Web page and app entries:
*** Begin section ***

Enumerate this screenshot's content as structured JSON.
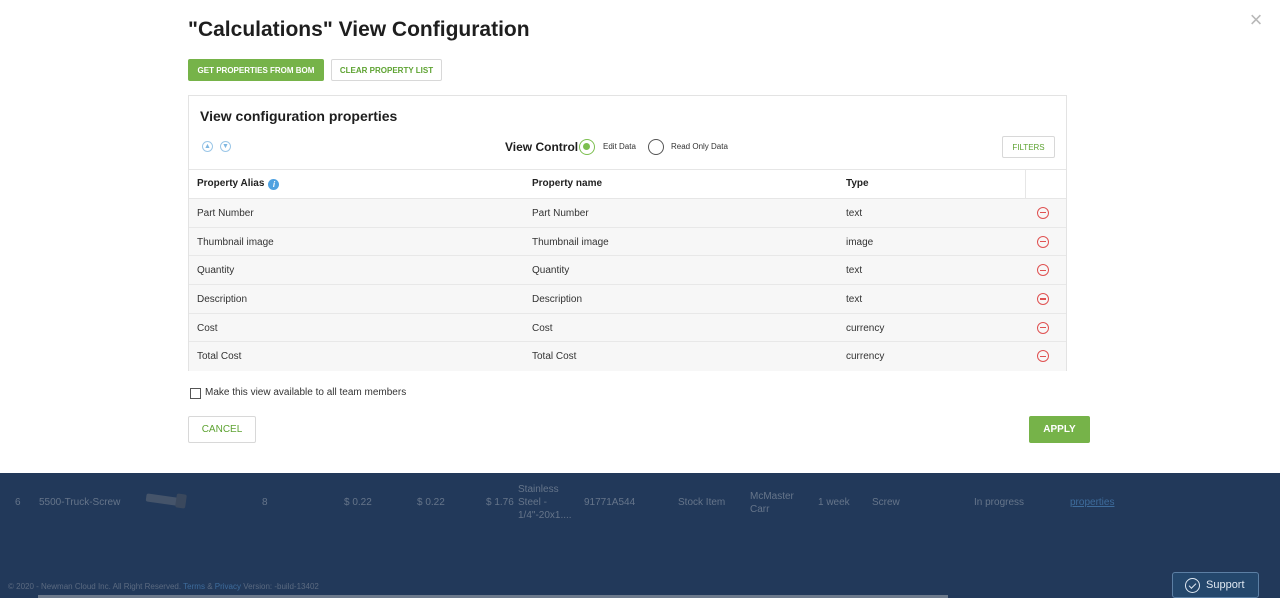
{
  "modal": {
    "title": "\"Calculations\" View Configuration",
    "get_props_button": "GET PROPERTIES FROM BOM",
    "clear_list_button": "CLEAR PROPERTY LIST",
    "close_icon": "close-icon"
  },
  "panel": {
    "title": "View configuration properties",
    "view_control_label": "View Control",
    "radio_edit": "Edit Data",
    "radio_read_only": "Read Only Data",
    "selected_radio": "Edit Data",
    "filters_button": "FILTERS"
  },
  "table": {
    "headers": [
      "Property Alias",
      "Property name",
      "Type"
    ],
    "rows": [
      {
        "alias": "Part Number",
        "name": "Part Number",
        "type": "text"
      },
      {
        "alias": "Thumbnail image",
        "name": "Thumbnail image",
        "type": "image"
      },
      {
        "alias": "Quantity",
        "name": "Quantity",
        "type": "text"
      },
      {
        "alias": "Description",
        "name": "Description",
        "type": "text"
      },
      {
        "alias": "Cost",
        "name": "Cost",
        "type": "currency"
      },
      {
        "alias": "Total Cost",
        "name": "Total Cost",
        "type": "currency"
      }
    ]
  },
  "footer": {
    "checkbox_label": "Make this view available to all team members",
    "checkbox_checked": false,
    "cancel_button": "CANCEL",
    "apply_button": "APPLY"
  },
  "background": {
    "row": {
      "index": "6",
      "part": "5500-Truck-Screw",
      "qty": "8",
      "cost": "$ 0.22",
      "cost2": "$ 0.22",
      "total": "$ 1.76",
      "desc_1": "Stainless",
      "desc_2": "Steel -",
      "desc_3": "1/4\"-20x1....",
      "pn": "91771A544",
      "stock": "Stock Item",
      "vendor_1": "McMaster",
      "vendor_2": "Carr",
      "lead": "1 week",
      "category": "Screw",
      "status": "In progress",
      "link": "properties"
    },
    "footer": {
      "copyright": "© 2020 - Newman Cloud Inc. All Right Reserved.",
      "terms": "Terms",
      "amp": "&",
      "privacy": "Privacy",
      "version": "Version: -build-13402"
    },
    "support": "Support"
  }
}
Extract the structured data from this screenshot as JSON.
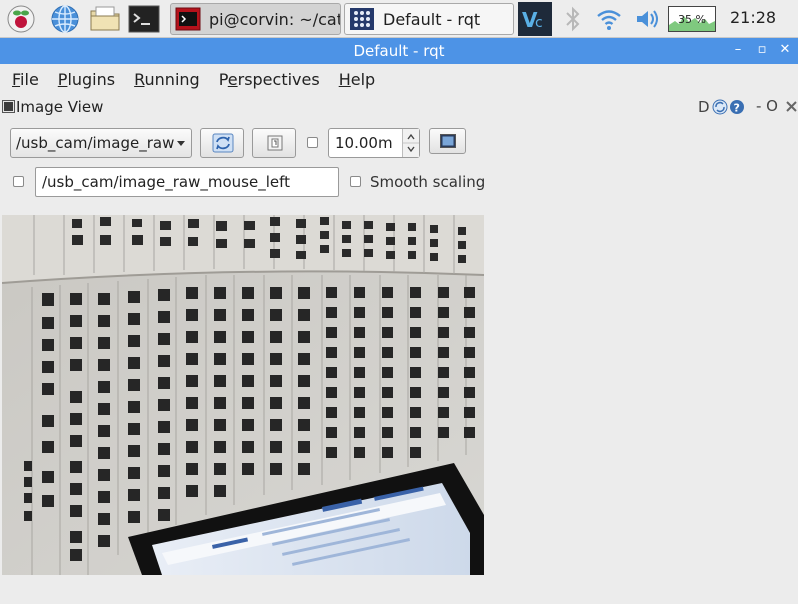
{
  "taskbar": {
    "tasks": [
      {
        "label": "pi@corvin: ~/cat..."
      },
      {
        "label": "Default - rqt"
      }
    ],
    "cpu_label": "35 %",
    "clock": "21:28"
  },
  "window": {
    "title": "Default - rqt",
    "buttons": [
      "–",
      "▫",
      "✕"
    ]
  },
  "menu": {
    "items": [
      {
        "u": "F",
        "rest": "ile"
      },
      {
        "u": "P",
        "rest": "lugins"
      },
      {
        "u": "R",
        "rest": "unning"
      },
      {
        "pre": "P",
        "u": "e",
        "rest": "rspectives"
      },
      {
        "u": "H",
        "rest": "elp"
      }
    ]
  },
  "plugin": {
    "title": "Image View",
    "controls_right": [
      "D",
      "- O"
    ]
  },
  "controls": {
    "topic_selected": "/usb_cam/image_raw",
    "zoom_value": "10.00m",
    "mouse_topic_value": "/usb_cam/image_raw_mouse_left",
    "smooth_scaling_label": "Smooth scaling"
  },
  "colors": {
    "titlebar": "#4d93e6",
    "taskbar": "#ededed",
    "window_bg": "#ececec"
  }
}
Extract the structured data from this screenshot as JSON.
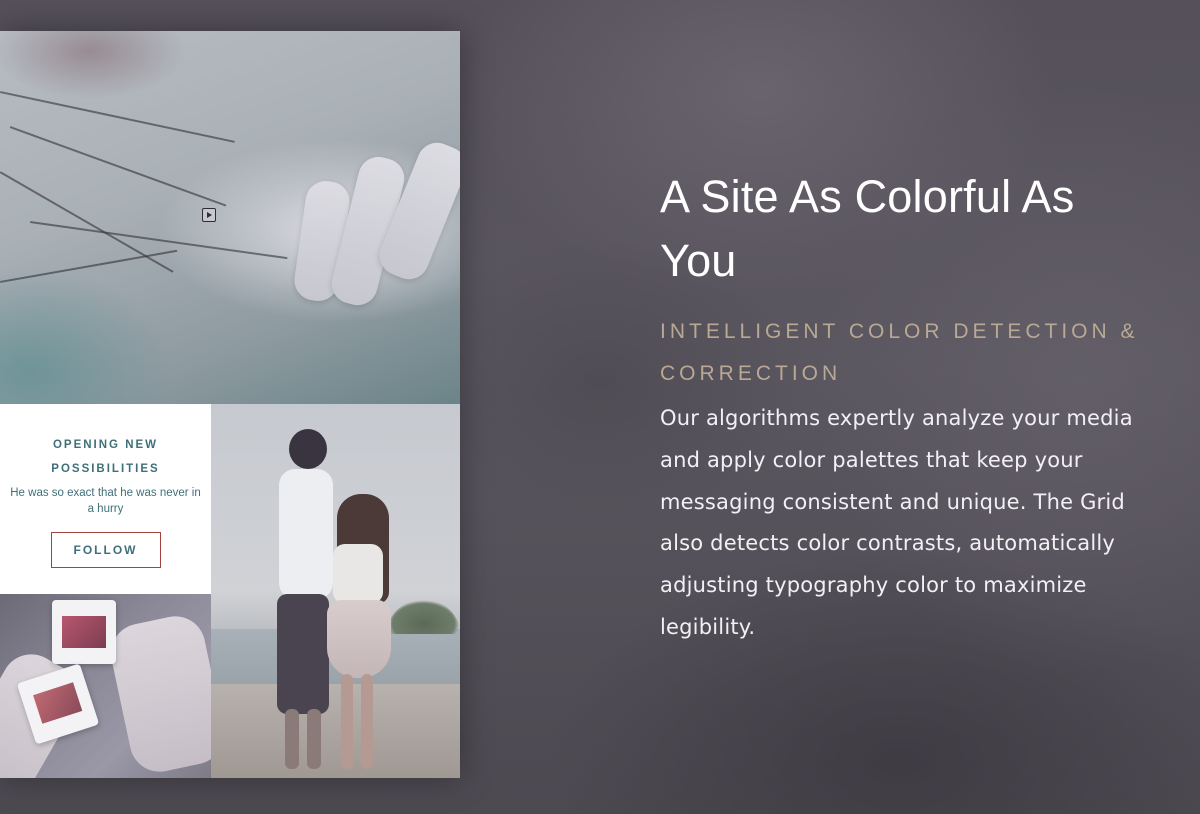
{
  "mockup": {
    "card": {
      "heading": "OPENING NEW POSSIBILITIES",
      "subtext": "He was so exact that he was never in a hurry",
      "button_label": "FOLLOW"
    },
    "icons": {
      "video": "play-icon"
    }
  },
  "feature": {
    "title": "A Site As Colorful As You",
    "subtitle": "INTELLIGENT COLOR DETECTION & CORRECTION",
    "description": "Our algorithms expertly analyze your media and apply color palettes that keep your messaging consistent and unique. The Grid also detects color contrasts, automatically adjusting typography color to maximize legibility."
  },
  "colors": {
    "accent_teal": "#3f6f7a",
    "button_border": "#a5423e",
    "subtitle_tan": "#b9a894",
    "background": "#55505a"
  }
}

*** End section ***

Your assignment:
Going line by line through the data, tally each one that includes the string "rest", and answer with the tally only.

Expected answer:
5